» Exercise goal
I need the records below restated word for word, without their pictures.

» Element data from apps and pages

== Segment start ==

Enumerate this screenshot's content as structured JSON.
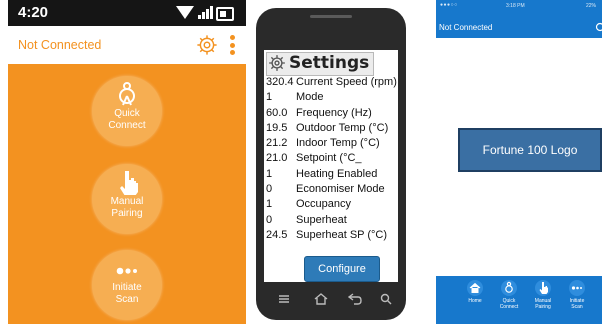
{
  "screen1": {
    "status_time": "4:20",
    "connection_status": "Not Connected",
    "buttons": [
      {
        "line1": "Quick",
        "line2": "Connect",
        "icon": "quick-connect-icon"
      },
      {
        "line1": "Manual",
        "line2": "Pairing",
        "icon": "hand-pointer-icon"
      },
      {
        "line1": "Initiate",
        "line2": "Scan",
        "icon": "scan-dots-icon"
      }
    ],
    "colors": {
      "accent": "#f39220",
      "button": "#f6ae52",
      "status_bar": "#151515"
    }
  },
  "screen2": {
    "title": "Settings",
    "rows": [
      {
        "value": "320.4",
        "label": "Current Speed (rpm)"
      },
      {
        "value": "1",
        "label": "Mode"
      },
      {
        "value": "60.0",
        "label": "Frequency (Hz)"
      },
      {
        "value": "19.5",
        "label": "Outdoor Temp (°C)"
      },
      {
        "value": "21.2",
        "label": "Indoor Temp (°C)"
      },
      {
        "value": "21.0",
        "label": "Setpoint (°C_"
      },
      {
        "value": "1",
        "label": "Heating Enabled"
      },
      {
        "value": "0",
        "label": "Economiser Mode"
      },
      {
        "value": "1",
        "label": "Occupancy"
      },
      {
        "value": "0",
        "label": "Superheat"
      },
      {
        "value": "24.5",
        "label": "Superheat SP (°C)"
      }
    ],
    "configure_label": "Configure",
    "colors": {
      "button": "#2e7bb8",
      "phone_body": "#2a2a2a"
    }
  },
  "screen3": {
    "status_time": "3:18 PM",
    "status_battery": "22%",
    "connection_status": "Not Connected",
    "logo_text": "Fortune 100 Logo",
    "tabs": [
      {
        "line1": "Home",
        "line2": "",
        "icon": "home-icon"
      },
      {
        "line1": "Quick",
        "line2": "Connect",
        "icon": "quick-connect-icon"
      },
      {
        "line1": "Manual",
        "line2": "Pairing",
        "icon": "hand-pointer-icon"
      },
      {
        "line1": "Initiate",
        "line2": "Scan",
        "icon": "scan-dots-icon"
      }
    ],
    "colors": {
      "primary": "#1778cc",
      "logo_button": "#3a6fa3"
    }
  }
}
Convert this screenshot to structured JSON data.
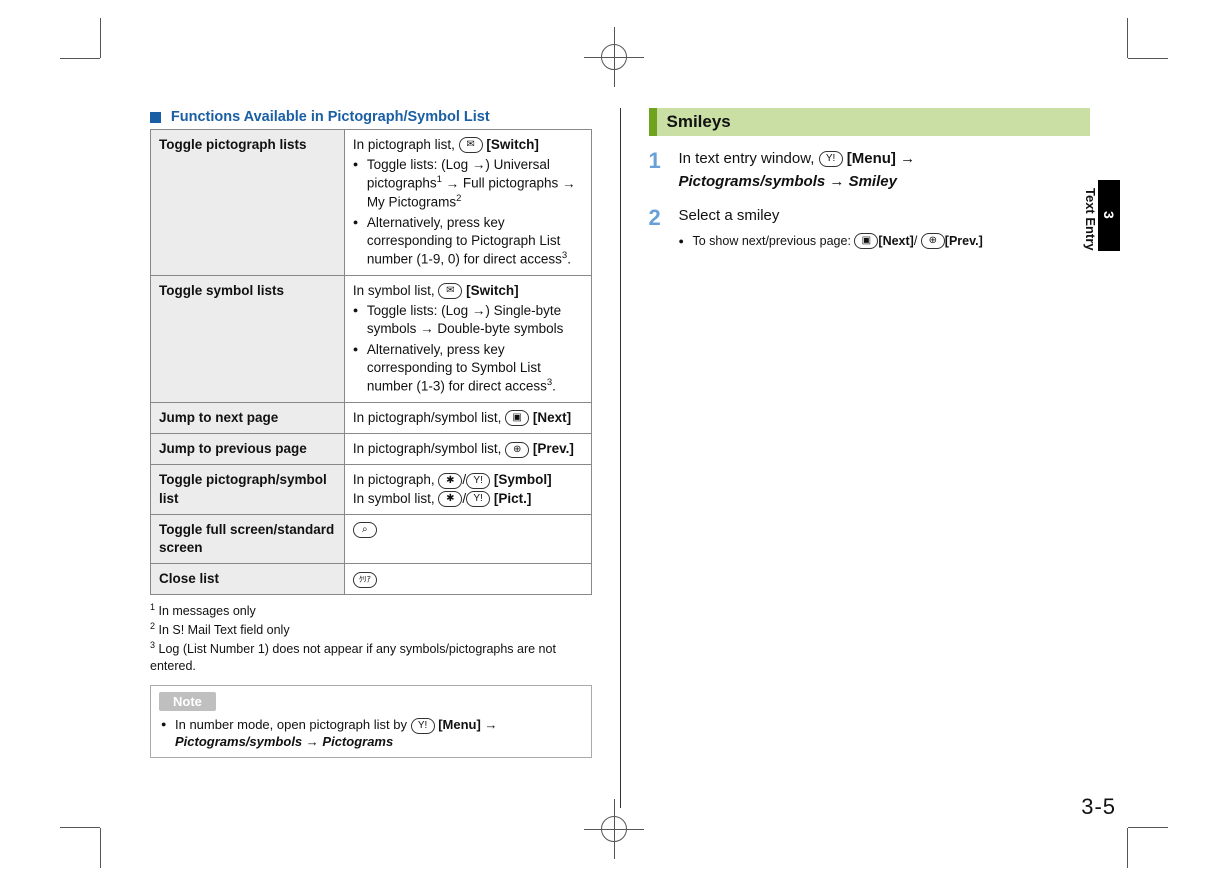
{
  "side": {
    "chapter": "3",
    "label": "Text Entry"
  },
  "pageNumber": "3-5",
  "left": {
    "section_title": "Functions Available in Pictograph/Symbol List",
    "rows": {
      "r1": {
        "label": "Toggle pictograph lists",
        "intro": "In pictograph list, ",
        "switch": "[Switch]",
        "b1a": "Toggle lists: (Log ",
        "b1b": ") Universal pictographs",
        "b1c": " Full pictographs ",
        "b1d": " My Pictograms",
        "b2": "Alternatively, press key corresponding to Pictograph List number (1-9, 0) for direct access"
      },
      "r2": {
        "label": "Toggle symbol lists",
        "intro": "In symbol list, ",
        "switch": "[Switch]",
        "b1a": "Toggle lists: (Log ",
        "b1b": ") Single-byte symbols ",
        "b1c": " Double-byte symbols",
        "b2": "Alternatively, press key corresponding to Symbol List number (1-3) for direct access"
      },
      "r3": {
        "label": "Jump to next page",
        "txt": "In pictograph/symbol list, ",
        "btn": "[Next]"
      },
      "r4": {
        "label": "Jump to previous page",
        "txt": "In pictograph/symbol list, ",
        "btn": "[Prev.]"
      },
      "r5": {
        "label": "Toggle pictograph/symbol list",
        "l1a": "In pictograph, ",
        "l1b": "[Symbol]",
        "l2a": "In symbol list, ",
        "l2b": "[Pict.]"
      },
      "r6": {
        "label": "Toggle full screen/standard screen"
      },
      "r7": {
        "label": "Close list"
      }
    },
    "footnotes": {
      "f1": "In messages only",
      "f2": "In S! Mail Text field only",
      "f3": "Log (List Number 1) does not appear if any symbols/pictographs are not entered."
    },
    "note": {
      "label": "Note",
      "body_a": "In number mode, open pictograph list by ",
      "menu": "[Menu]",
      "path1": "Pictograms/symbols",
      "path2": "Pictograms"
    }
  },
  "right": {
    "header": "Smileys",
    "step1": {
      "a": "In text entry window, ",
      "menu": "[Menu]",
      "path1": "Pictograms/symbols",
      "path2": "Smiley"
    },
    "step2": {
      "title": "Select a smiley",
      "sub": "To show next/previous page: ",
      "next": "[Next]",
      "prev": "[Prev.]"
    }
  }
}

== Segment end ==

» Written solution
Enumerate this screenshot's content as structured JSON.
{
  "screen1": {
    "status_time": "4:20",
    "connection_status": "Not Connected",
    "buttons": [
      {
        "line1": "Quick",
        "line2": "Connect",
        "icon": "quick-connect-icon"
      },
      {
        "line1": "Manual",
        "line2": "Pairing",
        "icon": "hand-pointer-icon"
      },
      {
        "line1": "Initiate",
        "line2": "Scan",
        "icon": "scan-dots-icon"
      }
    ],
    "colors": {
      "accent": "#f39220",
      "button": "#f6ae52",
      "status_bar": "#151515"
    }
  },
  "screen2": {
    "title": "Settings",
    "rows": [
      {
        "value": "320.4",
        "label": "Current Speed (rpm)"
      },
      {
        "value": "1",
        "label": "Mode"
      },
      {
        "value": "60.0",
        "label": "Frequency (Hz)"
      },
      {
        "value": "19.5",
        "label": "Outdoor Temp (°C)"
      },
      {
        "value": "21.2",
        "label": "Indoor Temp (°C)"
      },
      {
        "value": "21.0",
        "label": "Setpoint (°C_"
      },
      {
        "value": "1",
        "label": "Heating Enabled"
      },
      {
        "value": "0",
        "label": "Economiser Mode"
      },
      {
        "value": "1",
        "label": "Occupancy"
      },
      {
        "value": "0",
        "label": "Superheat"
      },
      {
        "value": "24.5",
        "label": "Superheat SP (°C)"
      }
    ],
    "configure_label": "Configure",
    "colors": {
      "button": "#2e7bb8",
      "phone_body": "#2a2a2a"
    }
  },
  "screen3": {
    "status_time": "3:18 PM",
    "status_battery": "22%",
    "connection_status": "Not Connected",
    "logo_text": "Fortune 100 Logo",
    "tabs": [
      {
        "line1": "Home",
        "line2": "",
        "icon": "home-icon"
      },
      {
        "line1": "Quick",
        "line2": "Connect",
        "icon": "quick-connect-icon"
      },
      {
        "line1": "Manual",
        "line2": "Pairing",
        "icon": "hand-pointer-icon"
      },
      {
        "line1": "Initiate",
        "line2": "Scan",
        "icon": "scan-dots-icon"
      }
    ],
    "colors": {
      "primary": "#1778cc",
      "logo_button": "#3a6fa3"
    }
  }
}
Convert this screenshot to structured JSON data.
{
  "side": {
    "chapter": "3",
    "label": "Text Entry"
  },
  "pageNumber": "3-5",
  "left": {
    "section_title": "Functions Available in Pictograph/Symbol List",
    "rows": {
      "r1": {
        "label": "Toggle pictograph lists",
        "intro": "In pictograph list, ",
        "switch": "[Switch]",
        "b1a": "Toggle lists: (Log ",
        "b1b": ") Universal pictographs",
        "b1c": " Full pictographs ",
        "b1d": " My Pictograms",
        "b2": "Alternatively, press key corresponding to Pictograph List number (1-9, 0) for direct access"
      },
      "r2": {
        "label": "Toggle symbol lists",
        "intro": "In symbol list, ",
        "switch": "[Switch]",
        "b1a": "Toggle lists: (Log ",
        "b1b": ") Single-byte symbols ",
        "b1c": " Double-byte symbols",
        "b2": "Alternatively, press key corresponding to Symbol List number (1-3) for direct access"
      },
      "r3": {
        "label": "Jump to next page",
        "txt": "In pictograph/symbol list, ",
        "btn": "[Next]"
      },
      "r4": {
        "label": "Jump to previous page",
        "txt": "In pictograph/symbol list, ",
        "btn": "[Prev.]"
      },
      "r5": {
        "label": "Toggle pictograph/symbol list",
        "l1a": "In pictograph, ",
        "l1b": "[Symbol]",
        "l2a": "In symbol list, ",
        "l2b": "[Pict.]"
      },
      "r6": {
        "label": "Toggle full screen/standard screen"
      },
      "r7": {
        "label": "Close list"
      }
    },
    "footnotes": {
      "f1": "In messages only",
      "f2": "In S! Mail Text field only",
      "f3": "Log (List Number 1) does not appear if any symbols/pictographs are not entered."
    },
    "note": {
      "label": "Note",
      "body_a": "In number mode, open pictograph list by ",
      "menu": "[Menu]",
      "path1": "Pictograms/symbols",
      "path2": "Pictograms"
    }
  },
  "right": {
    "header": "Smileys",
    "step1": {
      "a": "In text entry window, ",
      "menu": "[Menu]",
      "path1": "Pictograms/symbols",
      "path2": "Smiley"
    },
    "step2": {
      "title": "Select a smiley",
      "sub": "To show next/previous page: ",
      "next": "[Next]",
      "prev": "[Prev.]"
    }
  }
}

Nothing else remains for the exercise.